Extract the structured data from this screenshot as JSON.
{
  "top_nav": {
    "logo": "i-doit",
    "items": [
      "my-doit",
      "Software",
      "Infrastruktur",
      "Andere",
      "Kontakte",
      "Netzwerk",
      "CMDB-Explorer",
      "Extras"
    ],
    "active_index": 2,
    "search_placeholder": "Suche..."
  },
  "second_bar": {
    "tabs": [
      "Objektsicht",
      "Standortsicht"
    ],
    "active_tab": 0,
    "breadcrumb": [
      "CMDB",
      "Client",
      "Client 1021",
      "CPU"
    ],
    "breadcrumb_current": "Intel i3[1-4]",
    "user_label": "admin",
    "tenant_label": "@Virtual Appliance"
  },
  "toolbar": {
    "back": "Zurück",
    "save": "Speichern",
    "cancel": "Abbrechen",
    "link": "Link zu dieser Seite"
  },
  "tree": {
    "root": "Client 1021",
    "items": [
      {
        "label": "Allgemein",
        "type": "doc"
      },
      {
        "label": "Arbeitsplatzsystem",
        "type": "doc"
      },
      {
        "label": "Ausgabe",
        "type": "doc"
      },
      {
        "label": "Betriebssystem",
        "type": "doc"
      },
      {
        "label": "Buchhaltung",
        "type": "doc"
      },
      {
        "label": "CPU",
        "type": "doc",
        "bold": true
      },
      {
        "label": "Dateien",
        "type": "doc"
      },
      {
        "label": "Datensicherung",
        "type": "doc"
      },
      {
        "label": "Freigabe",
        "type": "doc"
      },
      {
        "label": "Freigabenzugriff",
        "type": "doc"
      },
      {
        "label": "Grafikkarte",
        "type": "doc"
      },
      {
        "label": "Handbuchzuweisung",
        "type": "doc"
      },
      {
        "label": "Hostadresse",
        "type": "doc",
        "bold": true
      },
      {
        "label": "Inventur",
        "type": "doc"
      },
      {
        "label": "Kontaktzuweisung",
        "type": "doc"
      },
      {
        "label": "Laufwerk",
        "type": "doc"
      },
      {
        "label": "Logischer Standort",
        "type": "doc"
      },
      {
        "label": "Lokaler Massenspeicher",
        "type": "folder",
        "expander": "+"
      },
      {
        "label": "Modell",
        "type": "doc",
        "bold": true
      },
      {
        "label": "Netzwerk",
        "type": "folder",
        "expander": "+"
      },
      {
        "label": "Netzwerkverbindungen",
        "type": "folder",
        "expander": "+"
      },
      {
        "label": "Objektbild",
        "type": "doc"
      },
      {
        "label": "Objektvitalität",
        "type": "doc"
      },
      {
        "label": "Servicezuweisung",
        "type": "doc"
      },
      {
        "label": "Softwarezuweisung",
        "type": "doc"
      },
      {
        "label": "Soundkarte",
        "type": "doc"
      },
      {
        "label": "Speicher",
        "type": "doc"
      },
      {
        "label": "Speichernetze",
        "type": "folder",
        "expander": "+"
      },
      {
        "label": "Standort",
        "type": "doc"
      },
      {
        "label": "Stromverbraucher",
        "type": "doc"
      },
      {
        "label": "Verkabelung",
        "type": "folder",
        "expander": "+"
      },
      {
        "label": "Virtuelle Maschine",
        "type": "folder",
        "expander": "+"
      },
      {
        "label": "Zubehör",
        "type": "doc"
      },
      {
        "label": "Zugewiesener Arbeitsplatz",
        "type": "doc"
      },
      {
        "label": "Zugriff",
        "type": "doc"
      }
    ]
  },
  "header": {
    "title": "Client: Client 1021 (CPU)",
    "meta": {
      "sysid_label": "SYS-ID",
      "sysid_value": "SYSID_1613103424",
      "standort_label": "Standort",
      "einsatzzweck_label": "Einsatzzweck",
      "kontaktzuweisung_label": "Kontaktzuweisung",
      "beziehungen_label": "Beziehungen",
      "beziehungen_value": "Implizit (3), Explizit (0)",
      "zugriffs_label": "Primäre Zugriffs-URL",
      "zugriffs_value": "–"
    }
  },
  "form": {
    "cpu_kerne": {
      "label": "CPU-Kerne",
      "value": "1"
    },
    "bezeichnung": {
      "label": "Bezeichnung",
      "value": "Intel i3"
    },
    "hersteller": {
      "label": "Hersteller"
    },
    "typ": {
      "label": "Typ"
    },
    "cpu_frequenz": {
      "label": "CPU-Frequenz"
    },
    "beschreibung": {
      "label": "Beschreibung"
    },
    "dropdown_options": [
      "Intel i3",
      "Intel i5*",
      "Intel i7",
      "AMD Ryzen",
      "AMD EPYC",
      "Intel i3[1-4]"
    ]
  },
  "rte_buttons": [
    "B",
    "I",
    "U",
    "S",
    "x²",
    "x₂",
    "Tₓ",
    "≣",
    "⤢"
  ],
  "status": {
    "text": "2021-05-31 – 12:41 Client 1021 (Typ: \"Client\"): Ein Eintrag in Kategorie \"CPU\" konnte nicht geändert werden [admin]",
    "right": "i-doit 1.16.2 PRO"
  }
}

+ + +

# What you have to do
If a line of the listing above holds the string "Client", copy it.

# Task output
      "Client",
      "Client 1021",
    "root": "Client 1021",
    "title": "Client: Client 1021 (CPU)",
    "text": "2021-05-31 – 12:41 Client 1021 (Typ: \"Client\"): Ein Eintrag in Kategorie \"CPU\" konnte nicht geändert werden [admin]",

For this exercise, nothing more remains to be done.